• _DATA PROVIDED_:
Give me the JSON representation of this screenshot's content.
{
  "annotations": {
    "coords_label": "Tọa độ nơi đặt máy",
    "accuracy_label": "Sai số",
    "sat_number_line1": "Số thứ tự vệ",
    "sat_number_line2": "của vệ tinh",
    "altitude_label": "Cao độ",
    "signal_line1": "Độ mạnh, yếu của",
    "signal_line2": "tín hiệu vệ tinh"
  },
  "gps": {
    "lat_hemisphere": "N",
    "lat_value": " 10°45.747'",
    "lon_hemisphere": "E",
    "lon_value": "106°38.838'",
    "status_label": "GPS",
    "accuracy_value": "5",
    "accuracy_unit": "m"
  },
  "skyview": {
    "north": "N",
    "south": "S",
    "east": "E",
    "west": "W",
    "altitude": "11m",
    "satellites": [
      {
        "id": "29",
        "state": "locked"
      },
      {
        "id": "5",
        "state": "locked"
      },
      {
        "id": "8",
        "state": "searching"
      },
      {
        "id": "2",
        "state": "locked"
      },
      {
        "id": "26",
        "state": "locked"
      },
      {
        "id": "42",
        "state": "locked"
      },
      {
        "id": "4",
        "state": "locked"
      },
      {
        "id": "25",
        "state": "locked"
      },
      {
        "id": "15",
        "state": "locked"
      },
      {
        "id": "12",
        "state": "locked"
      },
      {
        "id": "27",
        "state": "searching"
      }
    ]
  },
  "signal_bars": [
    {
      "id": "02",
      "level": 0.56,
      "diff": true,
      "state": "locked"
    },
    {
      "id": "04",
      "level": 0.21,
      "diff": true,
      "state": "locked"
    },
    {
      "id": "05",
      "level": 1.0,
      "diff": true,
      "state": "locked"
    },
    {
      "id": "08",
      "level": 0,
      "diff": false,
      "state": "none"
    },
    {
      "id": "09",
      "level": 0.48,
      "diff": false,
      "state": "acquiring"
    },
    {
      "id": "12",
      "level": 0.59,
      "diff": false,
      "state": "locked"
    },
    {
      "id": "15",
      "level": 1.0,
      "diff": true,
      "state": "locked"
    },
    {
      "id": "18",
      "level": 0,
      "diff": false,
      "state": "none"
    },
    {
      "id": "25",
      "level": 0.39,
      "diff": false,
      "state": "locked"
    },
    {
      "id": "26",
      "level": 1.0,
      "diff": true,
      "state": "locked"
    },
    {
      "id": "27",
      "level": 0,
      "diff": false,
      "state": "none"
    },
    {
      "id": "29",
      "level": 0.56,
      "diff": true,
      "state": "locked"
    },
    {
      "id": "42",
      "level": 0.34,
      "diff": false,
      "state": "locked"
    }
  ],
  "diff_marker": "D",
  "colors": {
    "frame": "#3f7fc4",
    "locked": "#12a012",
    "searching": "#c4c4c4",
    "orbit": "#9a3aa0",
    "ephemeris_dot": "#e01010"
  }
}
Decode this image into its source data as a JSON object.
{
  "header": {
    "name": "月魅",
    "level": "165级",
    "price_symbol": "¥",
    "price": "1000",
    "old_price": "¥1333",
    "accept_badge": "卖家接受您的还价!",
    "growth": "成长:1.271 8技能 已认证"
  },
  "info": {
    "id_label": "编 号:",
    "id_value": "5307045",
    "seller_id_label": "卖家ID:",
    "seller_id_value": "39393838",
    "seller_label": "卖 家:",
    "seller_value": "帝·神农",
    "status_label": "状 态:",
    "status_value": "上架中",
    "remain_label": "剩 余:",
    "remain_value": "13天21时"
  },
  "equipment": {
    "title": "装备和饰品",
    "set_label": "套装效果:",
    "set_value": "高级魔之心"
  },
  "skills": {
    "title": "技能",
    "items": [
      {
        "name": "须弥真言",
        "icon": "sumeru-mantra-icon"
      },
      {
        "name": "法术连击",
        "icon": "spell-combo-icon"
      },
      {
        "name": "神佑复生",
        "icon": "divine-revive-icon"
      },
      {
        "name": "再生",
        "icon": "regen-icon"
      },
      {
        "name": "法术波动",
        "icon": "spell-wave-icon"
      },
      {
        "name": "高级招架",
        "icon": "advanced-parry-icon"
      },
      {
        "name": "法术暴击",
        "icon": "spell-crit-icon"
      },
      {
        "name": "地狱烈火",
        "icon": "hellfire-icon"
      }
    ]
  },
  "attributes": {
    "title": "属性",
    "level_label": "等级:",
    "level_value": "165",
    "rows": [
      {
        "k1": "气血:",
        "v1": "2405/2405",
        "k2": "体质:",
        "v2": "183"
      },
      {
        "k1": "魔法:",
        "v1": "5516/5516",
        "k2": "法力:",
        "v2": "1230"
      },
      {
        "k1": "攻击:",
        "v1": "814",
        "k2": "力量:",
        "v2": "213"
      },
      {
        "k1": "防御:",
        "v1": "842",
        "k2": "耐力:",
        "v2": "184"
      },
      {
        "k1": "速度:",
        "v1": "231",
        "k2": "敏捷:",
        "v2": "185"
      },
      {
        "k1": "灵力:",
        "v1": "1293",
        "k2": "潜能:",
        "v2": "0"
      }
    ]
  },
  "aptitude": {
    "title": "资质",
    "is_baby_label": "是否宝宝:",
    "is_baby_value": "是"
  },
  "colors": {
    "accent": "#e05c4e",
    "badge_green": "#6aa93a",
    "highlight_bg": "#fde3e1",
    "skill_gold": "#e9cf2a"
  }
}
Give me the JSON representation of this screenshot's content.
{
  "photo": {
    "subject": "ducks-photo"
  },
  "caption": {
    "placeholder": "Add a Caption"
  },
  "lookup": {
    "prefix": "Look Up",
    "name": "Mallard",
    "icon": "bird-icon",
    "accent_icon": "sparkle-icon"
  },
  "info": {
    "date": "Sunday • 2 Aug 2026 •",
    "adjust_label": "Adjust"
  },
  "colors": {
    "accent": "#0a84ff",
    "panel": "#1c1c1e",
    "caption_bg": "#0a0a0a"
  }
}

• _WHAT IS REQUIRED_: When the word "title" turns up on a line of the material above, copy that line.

• _ANSWER SECTION_:
    "title": "装备和饰品",
    "title": "技能",
    "title": "属性",
    "title": "资质",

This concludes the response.